Take a few minutes to watch Marco Rubio’s opening, We Are Losing the American Dream, speech.



Below are three examples of how Senator Rubio could have made the most of his opening words by creating a clear, interesting core message.


Idea #1: Start with a Thought and Ask a Provocative Question

  • I’m reminded today, when I turn on the television and see every day heroes like Diana Nyad, Antoinette Tuff, and the US Delta Force covered in the news, what the American Dream is all about and why I ran for political office. The founders of our Constitution did not idly stand by when they disagreed, refuse to negotiate, or create a system of compassionless politics. It is our job, each of us in this room today, to ensure that we chart a course for the next wave of every day heroes to reach their American Dream. So I ask you, at what costs are you willing to ensure that American Dream for others?



Idea #2: Start with a Compelling Story then Make a Point

  • Mr. Rubio could have started with the story he shared about the fire on the twin-engine airplane. The story is engaging and has a clear point that connects beautifully to his core message. Additionally, he could have led out of the story and said, “Friends – I believe our American Dream is on fire and I refuse to stand by and let it burn to the ground.”



Idea #3: Start with Your Definition then Ask a Question

  • Senator Rubio could have moved his definition of the American Dream at 5:41 to the beginning of his speech. “You have the God-given right through hard work and perseverance to achieve a better life for yourself and leave your children better off than yourself.” PAUSE. Then say, “We have a problem. How do we, representatives chosen by the people, continue to make that dream a reality when we’ve lost the trust of the very people who put us here?”

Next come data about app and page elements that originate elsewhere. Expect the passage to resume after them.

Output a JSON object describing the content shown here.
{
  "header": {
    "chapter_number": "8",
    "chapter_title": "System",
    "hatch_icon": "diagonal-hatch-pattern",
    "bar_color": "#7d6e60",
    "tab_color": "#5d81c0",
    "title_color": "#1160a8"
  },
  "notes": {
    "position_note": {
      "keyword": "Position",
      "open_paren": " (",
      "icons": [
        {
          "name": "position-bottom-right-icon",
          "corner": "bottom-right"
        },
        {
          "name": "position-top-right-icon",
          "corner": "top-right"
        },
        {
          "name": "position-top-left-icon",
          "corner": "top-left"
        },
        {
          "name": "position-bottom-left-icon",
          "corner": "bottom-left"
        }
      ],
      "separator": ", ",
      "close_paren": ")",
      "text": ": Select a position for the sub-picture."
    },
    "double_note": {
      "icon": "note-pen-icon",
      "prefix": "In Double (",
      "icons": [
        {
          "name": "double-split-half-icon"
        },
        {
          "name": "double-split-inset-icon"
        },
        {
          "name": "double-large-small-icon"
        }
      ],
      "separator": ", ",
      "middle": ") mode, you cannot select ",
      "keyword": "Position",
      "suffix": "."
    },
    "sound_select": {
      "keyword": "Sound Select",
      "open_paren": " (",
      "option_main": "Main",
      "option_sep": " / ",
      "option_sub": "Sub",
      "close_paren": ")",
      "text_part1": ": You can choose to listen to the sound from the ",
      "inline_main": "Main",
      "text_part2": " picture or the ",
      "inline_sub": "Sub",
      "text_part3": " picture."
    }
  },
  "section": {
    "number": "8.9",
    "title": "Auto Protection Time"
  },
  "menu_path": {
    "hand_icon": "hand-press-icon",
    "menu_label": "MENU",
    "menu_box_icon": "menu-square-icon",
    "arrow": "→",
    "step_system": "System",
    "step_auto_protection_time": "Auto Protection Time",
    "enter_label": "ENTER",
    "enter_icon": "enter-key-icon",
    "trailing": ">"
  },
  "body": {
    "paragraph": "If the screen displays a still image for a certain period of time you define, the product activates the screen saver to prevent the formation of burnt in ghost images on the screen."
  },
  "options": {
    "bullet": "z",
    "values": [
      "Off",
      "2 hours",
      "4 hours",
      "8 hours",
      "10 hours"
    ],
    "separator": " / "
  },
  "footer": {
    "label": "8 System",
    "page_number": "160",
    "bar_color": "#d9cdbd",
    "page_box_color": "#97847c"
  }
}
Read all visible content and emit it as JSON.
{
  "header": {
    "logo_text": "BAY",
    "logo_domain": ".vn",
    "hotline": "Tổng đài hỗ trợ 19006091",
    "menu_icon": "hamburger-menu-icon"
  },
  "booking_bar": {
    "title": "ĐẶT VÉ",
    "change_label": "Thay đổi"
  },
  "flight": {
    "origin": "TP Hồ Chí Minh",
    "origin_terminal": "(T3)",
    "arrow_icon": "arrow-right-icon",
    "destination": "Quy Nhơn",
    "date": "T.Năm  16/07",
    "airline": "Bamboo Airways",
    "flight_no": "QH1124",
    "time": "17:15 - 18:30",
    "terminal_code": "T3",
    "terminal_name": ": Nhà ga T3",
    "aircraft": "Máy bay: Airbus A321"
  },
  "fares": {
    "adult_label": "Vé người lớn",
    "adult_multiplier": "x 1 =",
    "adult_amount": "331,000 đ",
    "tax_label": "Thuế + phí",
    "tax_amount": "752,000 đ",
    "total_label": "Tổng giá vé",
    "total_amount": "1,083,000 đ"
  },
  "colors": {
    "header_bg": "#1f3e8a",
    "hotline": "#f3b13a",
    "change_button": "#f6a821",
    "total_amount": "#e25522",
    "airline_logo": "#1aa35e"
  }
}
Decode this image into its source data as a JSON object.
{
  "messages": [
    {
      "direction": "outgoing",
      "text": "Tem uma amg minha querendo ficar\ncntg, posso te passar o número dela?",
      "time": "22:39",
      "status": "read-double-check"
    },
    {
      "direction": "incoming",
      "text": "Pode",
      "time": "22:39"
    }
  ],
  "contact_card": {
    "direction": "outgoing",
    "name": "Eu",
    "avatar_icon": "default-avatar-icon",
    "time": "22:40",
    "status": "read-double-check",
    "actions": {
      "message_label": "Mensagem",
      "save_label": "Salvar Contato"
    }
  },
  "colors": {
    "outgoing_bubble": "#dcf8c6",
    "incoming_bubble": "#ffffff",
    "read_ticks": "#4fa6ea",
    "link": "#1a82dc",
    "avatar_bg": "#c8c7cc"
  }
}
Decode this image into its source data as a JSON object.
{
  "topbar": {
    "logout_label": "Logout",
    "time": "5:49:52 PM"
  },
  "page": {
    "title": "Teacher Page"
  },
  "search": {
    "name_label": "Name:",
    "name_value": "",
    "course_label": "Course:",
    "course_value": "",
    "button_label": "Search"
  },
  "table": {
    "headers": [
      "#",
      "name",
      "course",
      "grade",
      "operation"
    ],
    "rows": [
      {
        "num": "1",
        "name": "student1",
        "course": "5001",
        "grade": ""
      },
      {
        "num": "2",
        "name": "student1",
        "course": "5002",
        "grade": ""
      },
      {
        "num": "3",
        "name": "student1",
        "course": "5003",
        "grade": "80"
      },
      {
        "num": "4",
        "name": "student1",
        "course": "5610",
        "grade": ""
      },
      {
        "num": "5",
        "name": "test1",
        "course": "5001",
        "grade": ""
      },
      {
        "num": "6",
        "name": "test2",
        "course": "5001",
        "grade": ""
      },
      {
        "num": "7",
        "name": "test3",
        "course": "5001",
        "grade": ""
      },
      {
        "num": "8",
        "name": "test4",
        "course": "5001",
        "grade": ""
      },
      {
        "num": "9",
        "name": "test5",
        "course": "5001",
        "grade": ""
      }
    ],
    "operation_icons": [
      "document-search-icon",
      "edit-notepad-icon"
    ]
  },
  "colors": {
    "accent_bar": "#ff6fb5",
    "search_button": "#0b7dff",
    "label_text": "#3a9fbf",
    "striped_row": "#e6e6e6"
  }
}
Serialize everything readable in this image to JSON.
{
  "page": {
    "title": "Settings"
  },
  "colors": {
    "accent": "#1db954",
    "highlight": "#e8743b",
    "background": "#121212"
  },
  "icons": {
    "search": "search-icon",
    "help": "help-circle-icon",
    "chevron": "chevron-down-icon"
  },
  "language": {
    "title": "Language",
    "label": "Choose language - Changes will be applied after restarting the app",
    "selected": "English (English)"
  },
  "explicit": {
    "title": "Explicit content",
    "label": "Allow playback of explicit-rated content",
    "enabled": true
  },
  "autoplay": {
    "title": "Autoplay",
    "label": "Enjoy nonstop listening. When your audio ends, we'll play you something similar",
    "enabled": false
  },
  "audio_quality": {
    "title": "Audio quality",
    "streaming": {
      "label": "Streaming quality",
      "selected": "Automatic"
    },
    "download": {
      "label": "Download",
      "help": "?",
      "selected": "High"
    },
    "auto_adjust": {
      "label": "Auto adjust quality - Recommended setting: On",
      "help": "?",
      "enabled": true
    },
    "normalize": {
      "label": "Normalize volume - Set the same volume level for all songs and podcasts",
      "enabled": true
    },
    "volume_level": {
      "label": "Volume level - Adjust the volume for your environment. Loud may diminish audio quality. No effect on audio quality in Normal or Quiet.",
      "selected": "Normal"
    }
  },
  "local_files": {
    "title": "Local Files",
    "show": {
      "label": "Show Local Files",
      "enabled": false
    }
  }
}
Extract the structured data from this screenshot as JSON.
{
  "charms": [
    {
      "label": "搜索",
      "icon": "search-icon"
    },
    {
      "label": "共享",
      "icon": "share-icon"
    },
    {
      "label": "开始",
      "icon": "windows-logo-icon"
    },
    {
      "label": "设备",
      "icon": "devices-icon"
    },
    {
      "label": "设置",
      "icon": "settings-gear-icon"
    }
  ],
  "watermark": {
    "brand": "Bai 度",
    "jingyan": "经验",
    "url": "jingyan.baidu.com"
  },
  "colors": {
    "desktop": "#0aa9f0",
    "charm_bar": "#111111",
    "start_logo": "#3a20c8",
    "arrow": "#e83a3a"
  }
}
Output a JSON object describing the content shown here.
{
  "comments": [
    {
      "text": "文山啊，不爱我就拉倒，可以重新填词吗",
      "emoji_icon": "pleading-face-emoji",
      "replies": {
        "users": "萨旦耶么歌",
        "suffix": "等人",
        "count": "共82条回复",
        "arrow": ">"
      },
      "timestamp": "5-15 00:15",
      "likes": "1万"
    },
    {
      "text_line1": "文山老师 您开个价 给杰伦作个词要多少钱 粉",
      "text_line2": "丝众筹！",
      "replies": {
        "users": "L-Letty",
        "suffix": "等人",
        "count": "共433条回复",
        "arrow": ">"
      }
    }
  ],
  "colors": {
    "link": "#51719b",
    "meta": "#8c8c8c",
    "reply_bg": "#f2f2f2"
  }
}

Do you have an idea on how Senator Rubio could have created a stronger opening to his presentation? Share it in the comments section below.

Justin Patton